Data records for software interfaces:
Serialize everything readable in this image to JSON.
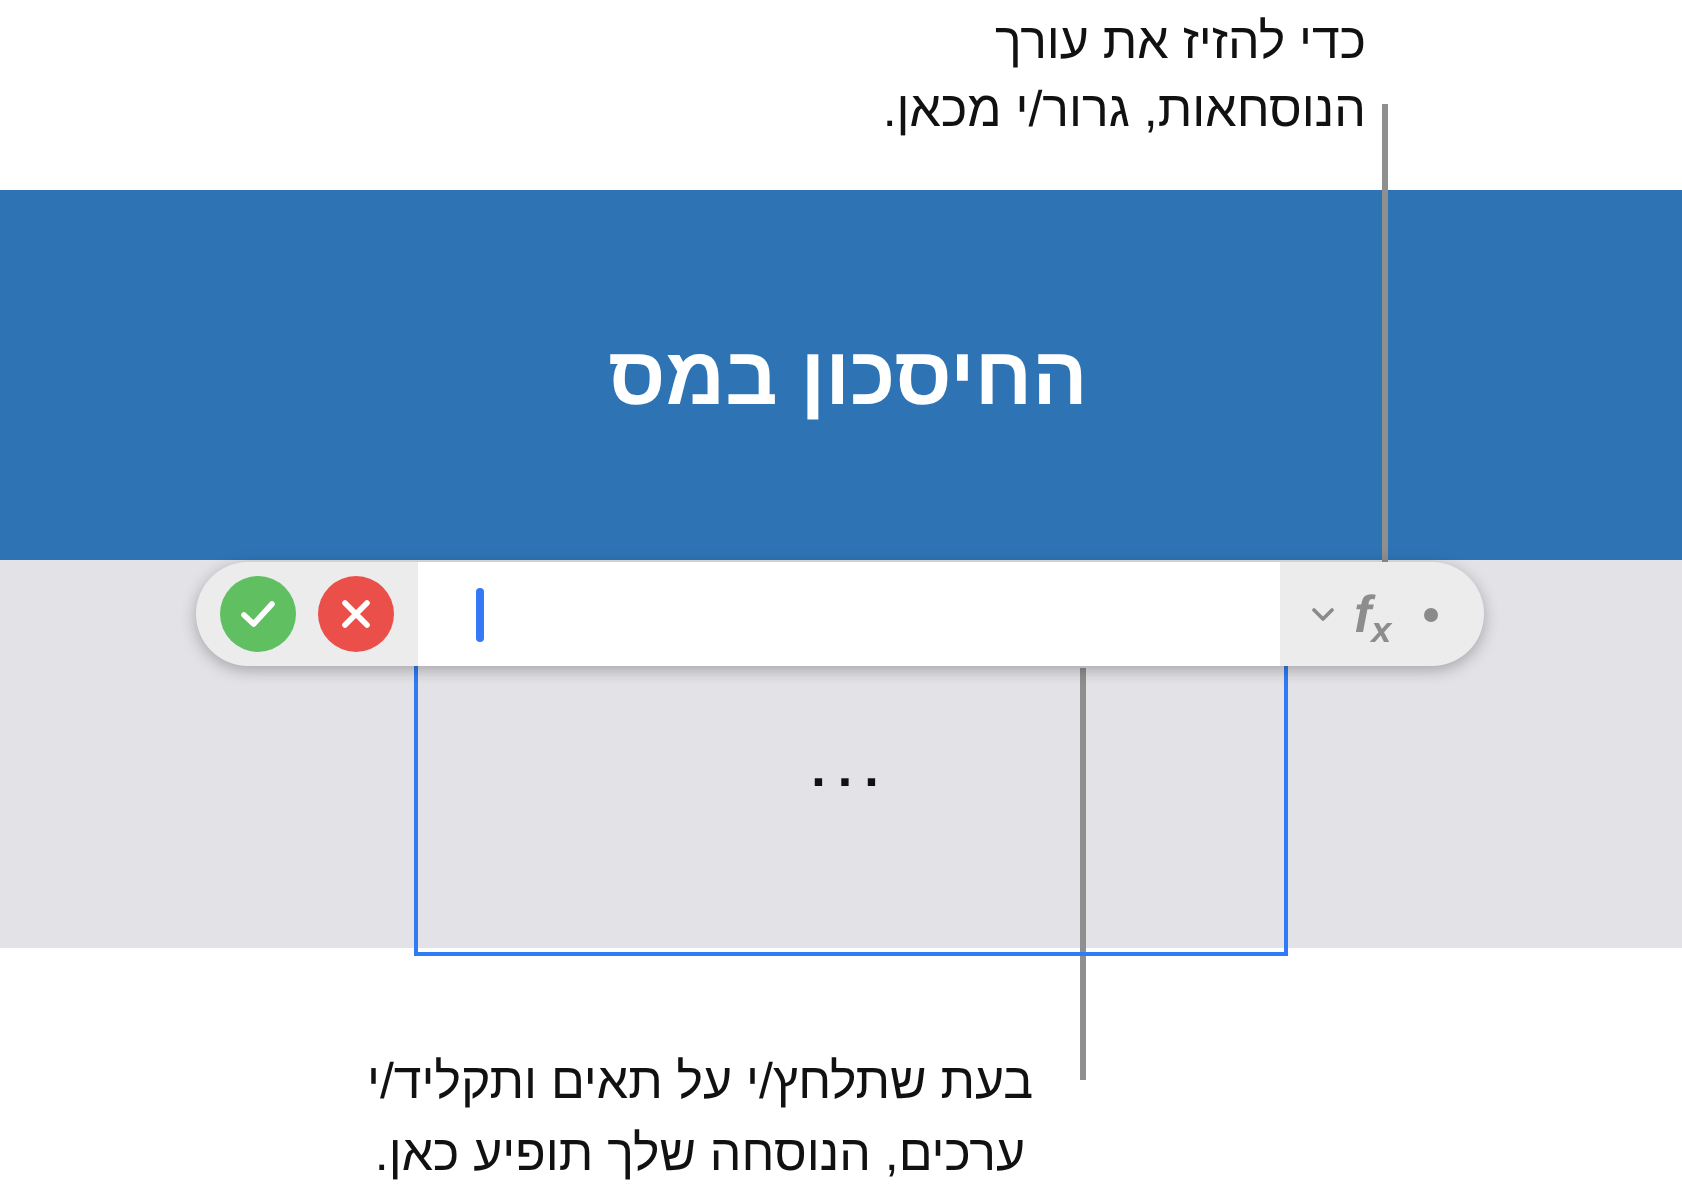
{
  "top_callout": {
    "text": "כדי להזיז את עורך\nהנוסחאות, גרור/י מכאן."
  },
  "table": {
    "title": "החיסכון במס"
  },
  "formula_editor": {
    "input": {
      "focused": true
    },
    "function_label": "f$_{x}$"
  },
  "cell": {
    "value": "...",
    "selected": true
  },
  "bottom_callout": {
    "text": "בעת שתלחץ/י על תאים ותקליד/י\nערכים, הנוסחה שלך תופיע כאן."
  }
}
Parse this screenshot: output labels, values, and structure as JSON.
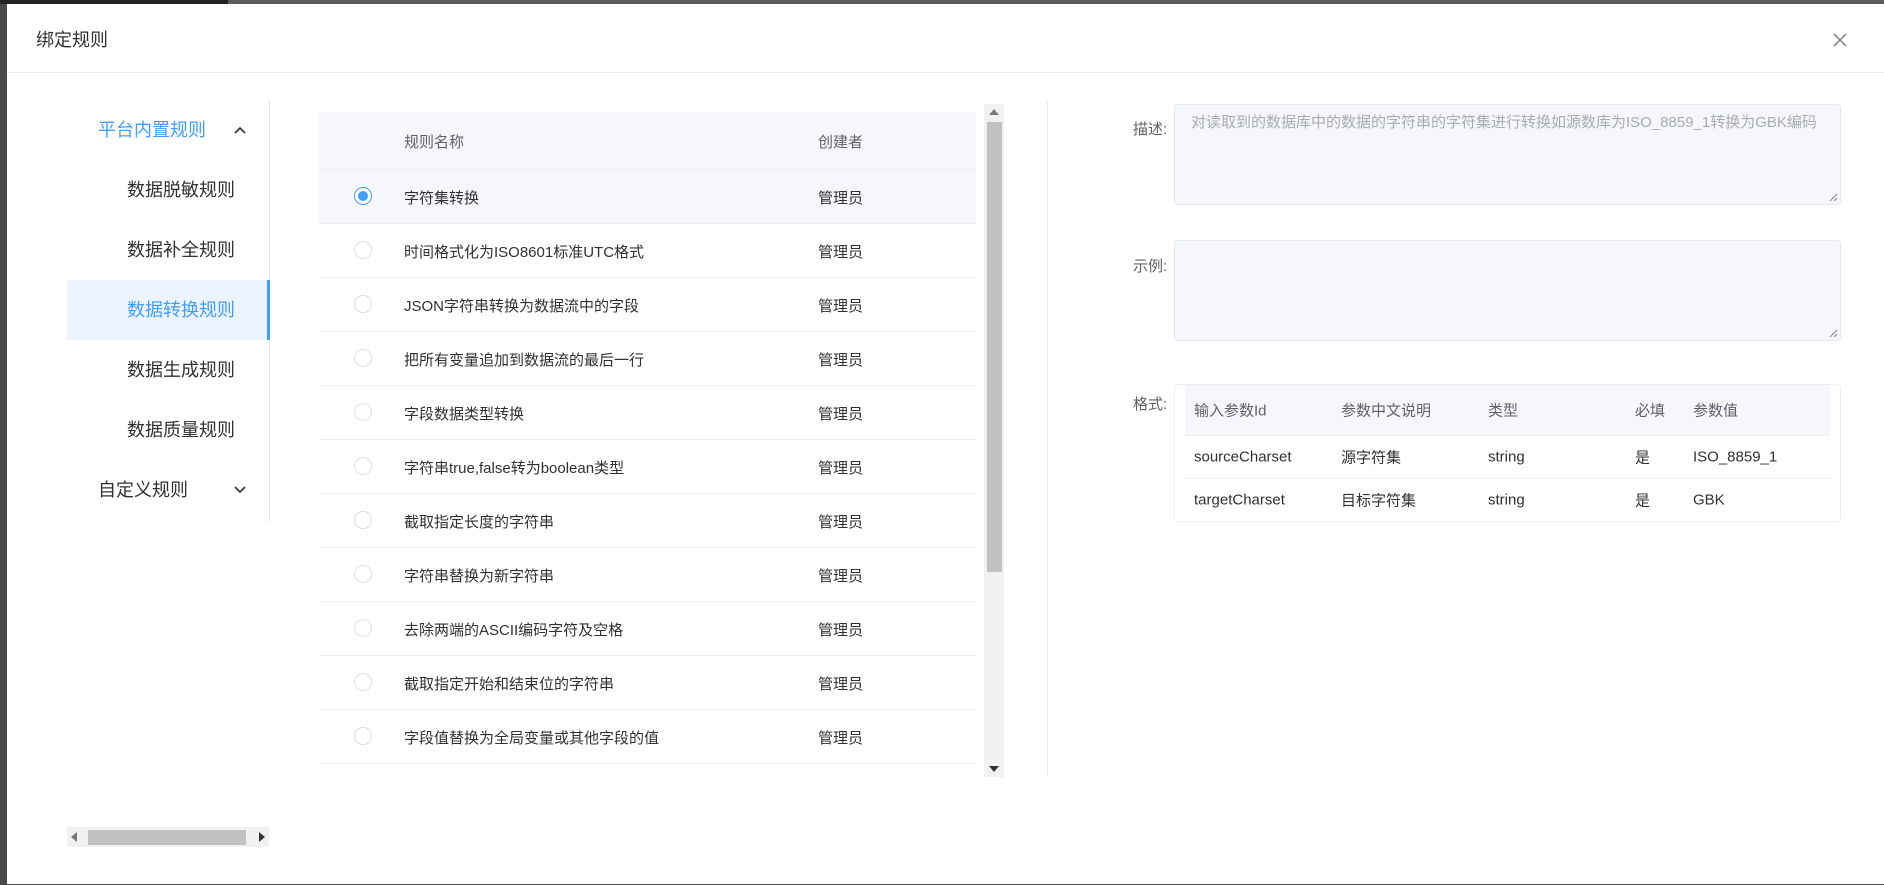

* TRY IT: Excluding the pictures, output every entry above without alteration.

* ANSWER TO THIS EXERCISE:
Serialize everything readable in this image to JSON.
{
  "top_callout": {
    "text": "כדי להזיז את עורך\nהנוסחאות, גרור/י מכאן."
  },
  "table": {
    "title": "החיסכון במס"
  },
  "formula_editor": {
    "input": {
      "focused": true
    },
    "function_label": "f$_{x}$"
  },
  "cell": {
    "value": "...",
    "selected": true
  },
  "bottom_callout": {
    "text": "בעת שתלחץ/י על תאים ותקליד/י\nערכים, הנוסחה שלך תופיע כאן."
  }
}
Parse this screenshot: output labels, values, and structure as JSON.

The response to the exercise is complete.